Day 7 Rabat/Casablanca

To interrupt the long drive back to Marrakech you should stop in Rabat and have a wander around this beautiful, and for some reason fairly untouristy, city. It is one of my favourite places in Morocco! I recommend especially going to the Kasbah des Oudayas with its blue and white walls. If you want to spend a bit more time explore the medina and stop by the Hassan Tower and Mausoleum of Mohammed V.

The Kasbah des Oudayas in Rabat reminds me of Mykonos

If you’re interested in visiting the only Moroccon mosque that is open to non-muslims, take another stop in Casablanca at the Mosque Hassan II. Just be aware that it you will not be able to visit during Friday prayer.
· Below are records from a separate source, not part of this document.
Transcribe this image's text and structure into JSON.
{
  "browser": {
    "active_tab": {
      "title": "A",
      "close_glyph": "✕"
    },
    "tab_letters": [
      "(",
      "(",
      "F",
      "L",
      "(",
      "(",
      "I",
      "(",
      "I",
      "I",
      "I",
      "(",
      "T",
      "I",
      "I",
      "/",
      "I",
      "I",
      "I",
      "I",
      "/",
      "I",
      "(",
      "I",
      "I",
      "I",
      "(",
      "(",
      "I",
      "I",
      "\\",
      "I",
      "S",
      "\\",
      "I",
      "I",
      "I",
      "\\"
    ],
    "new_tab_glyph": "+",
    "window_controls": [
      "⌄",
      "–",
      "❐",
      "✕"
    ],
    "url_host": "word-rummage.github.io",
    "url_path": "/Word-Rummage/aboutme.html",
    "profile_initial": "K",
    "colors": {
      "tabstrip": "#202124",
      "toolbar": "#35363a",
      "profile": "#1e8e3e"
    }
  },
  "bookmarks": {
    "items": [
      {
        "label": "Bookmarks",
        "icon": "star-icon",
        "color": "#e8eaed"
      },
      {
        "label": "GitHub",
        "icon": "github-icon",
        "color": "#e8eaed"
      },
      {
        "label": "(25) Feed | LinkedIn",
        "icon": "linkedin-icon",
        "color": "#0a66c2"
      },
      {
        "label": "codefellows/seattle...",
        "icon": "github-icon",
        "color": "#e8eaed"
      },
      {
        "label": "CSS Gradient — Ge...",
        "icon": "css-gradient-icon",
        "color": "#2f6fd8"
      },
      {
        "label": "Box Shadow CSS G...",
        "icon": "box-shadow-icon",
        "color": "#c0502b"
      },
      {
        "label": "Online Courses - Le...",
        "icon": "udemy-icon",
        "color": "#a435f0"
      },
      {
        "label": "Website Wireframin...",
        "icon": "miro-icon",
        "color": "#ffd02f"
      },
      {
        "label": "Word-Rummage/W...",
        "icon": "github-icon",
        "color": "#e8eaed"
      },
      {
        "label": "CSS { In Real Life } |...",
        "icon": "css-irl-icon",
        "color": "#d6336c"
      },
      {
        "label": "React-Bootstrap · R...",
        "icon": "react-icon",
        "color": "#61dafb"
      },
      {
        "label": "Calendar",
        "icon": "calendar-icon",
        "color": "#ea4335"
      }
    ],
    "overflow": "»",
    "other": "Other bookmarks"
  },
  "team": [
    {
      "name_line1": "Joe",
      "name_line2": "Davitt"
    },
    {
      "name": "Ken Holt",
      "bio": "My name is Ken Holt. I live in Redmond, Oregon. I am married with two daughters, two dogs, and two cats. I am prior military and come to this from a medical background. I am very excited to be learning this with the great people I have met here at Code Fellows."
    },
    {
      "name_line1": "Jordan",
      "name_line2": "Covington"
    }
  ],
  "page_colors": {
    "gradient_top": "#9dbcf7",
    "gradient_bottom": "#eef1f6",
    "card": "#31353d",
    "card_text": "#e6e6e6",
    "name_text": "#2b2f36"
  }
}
Day 8 Marrakech

Today is for everything you didn’t get around to at the beginning or to revisit your favourite places. Or you might want to visit a local Hammam for a bit of a treat after all that sitting in the car.
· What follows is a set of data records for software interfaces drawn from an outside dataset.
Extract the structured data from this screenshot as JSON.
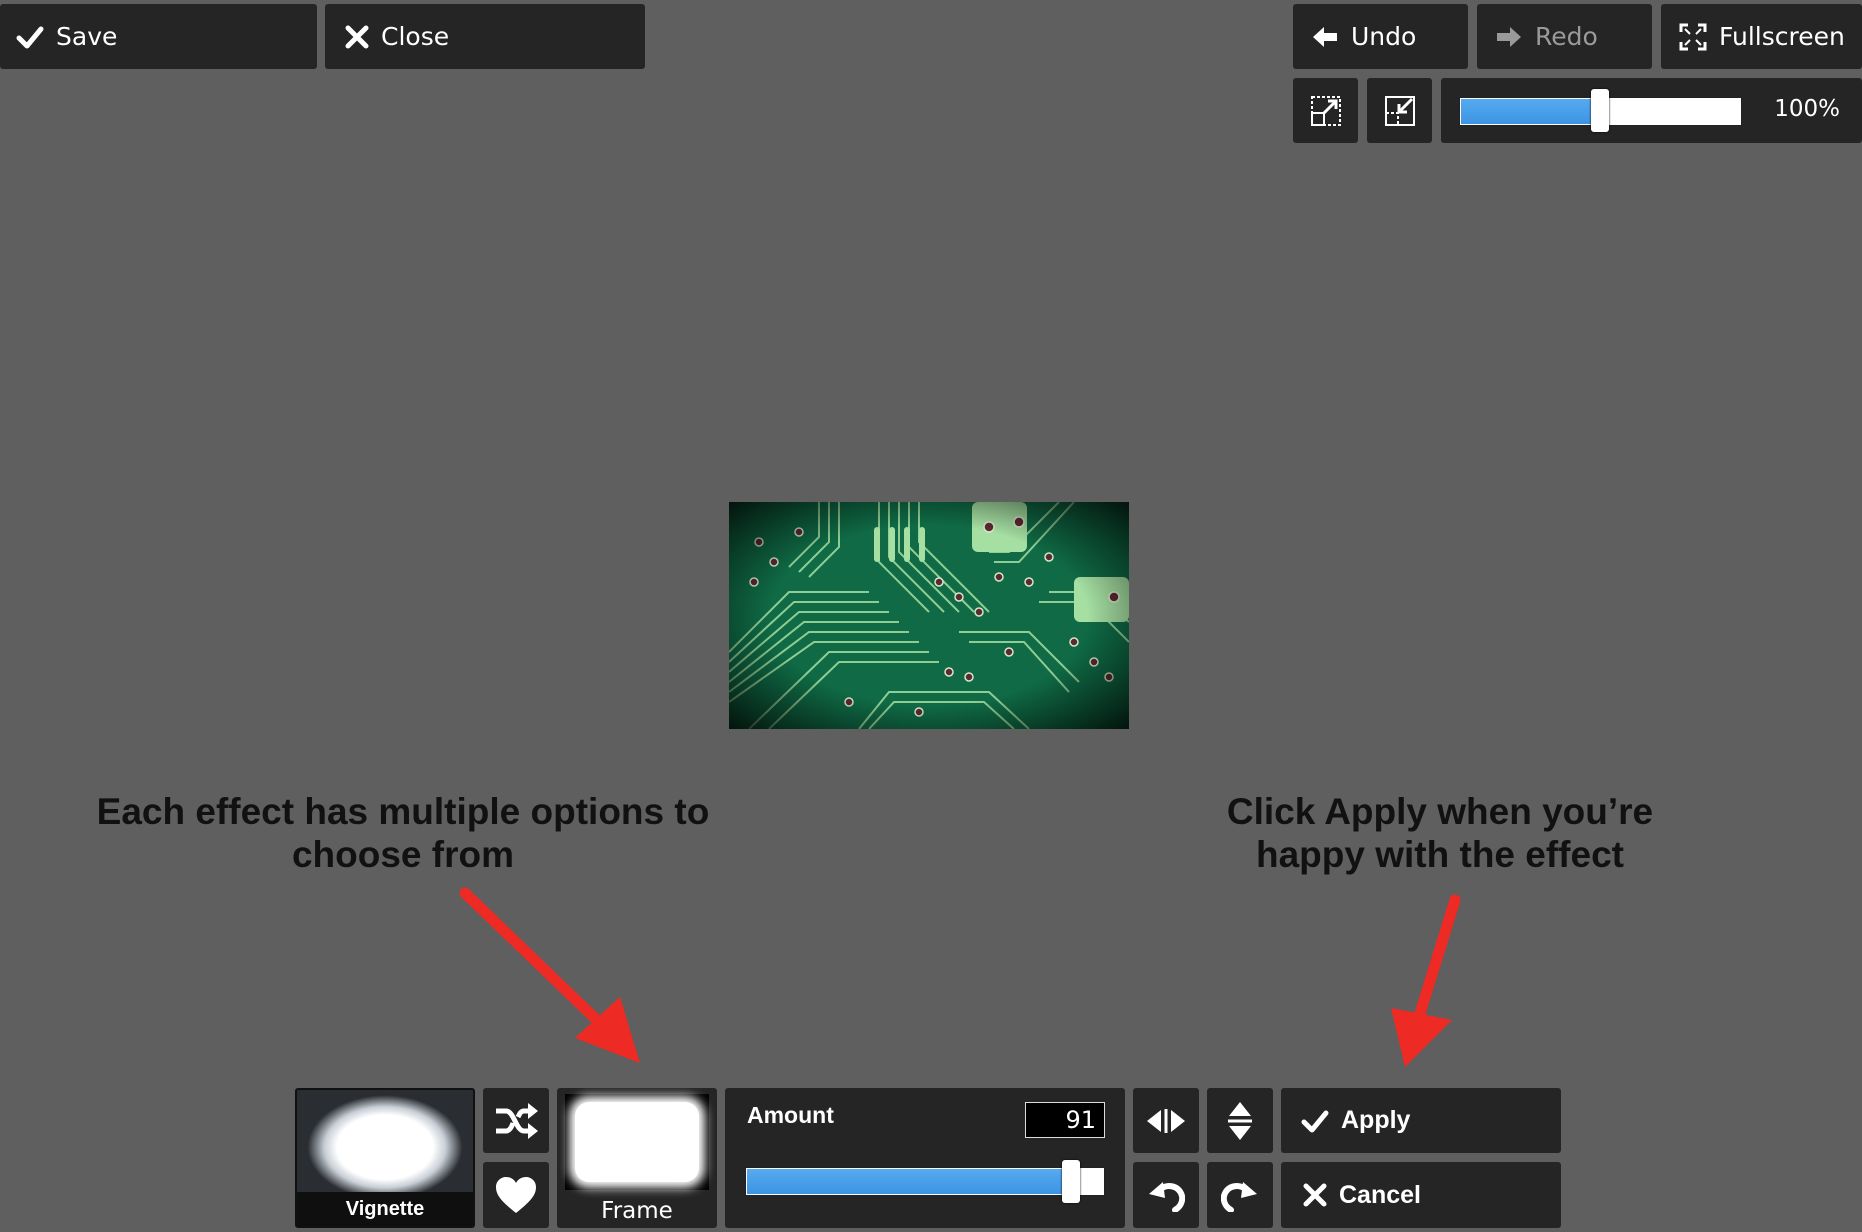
{
  "toolbar": {
    "save_label": "Save",
    "close_label": "Close",
    "undo_label": "Undo",
    "redo_label": "Redo",
    "fullscreen_label": "Fullscreen"
  },
  "zoom": {
    "value": 1.0,
    "label": "100%"
  },
  "annotations": {
    "left_line1": "Each effect has multiple options to",
    "left_line2": "choose from",
    "right_line1": "Click Apply when you’re",
    "right_line2": "happy with the effect"
  },
  "effects": {
    "vignette_label": "Vignette",
    "frame_label": "Frame",
    "amount_label": "Amount",
    "amount_value": "91",
    "amount_fraction": 0.91,
    "apply_label": "Apply",
    "cancel_label": "Cancel"
  },
  "colors": {
    "accent": "#4aa0eb",
    "panel": "#252525",
    "background": "#5f5f5f",
    "annotation_arrow": "#ee2a24"
  },
  "icons": [
    "check-icon",
    "close-icon",
    "arrow-left-icon",
    "arrow-right-icon",
    "fullscreen-icon",
    "expand-icon",
    "shrink-icon",
    "shuffle-icon",
    "heart-icon",
    "flip-horizontal-icon",
    "flip-vertical-icon",
    "rotate-left-icon",
    "rotate-right-icon"
  ]
}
One week in Morocco using public transport

If you are using public transport to get around, I would recommend going the opposite direction, as the buses to Merzouga are limited and schedules work out better this way around.

Day 1 & 2             Marrakech

Day 3                   Rabat

Day 4 & 5             Fez

Day 6                   Merzouga

Day 7                   Dades Gorge

Day 8                   Marrakesh

From Marrakech you can take the train, or if you prefer a bus, to Rabat. Same goes for the trip from Rabat to Fez. There is a good connection with the train from Marrakech to Fez, so this is really easy. Check out the ONCF website for schedules and prices.

serpentine road with small cars
The insta-famous Dades Gorge is so much fun to drive through

From Fez take the overnight bus to Merzouga. For things to do during the day, check out my post on things to do in Merzouga. After a night in the desert you can catch the morning bus to Marrakech. If you like, you can get off the bus in Boumalne Dades and find a local taxi to drive you through the gorge. Alternatively go for a short hike or just enjoy the town. Then catch the bus to Marrakech the next day.

Ideas for stays longer than one week in Morocco

fishing boats in front of fortified city
Essaouira, my favourite city in Morocco

If you have 10 days in Morocco, I would recommend a trip to Essaouira from Marrakech. It is a beautiful little seaside town with a fish market, a traditional Medina and locations from Game of thrones. And, it is the perfect place to buy your souvenirs, as prices are much more reasonable than in Marrakech or Fez. There is also lots to do in the area, especially if you have a car, so check out my post on day trips from Essaouira to find out more.

Alternatively add a day or 2 in Fez and go on a daytrip into the mountains or to Meknes and Volubilis, if you are interested in historical, cultural and archaeological sites.

For more general information on Morocco, also check out these posts:


  1. Love this! I’m living in Rabat currently and it’s my favorite spot in Morocco. It really is so slept on.

Write A Comment

This site uses Akismet to reduce spam. Learn how your comment data is processed.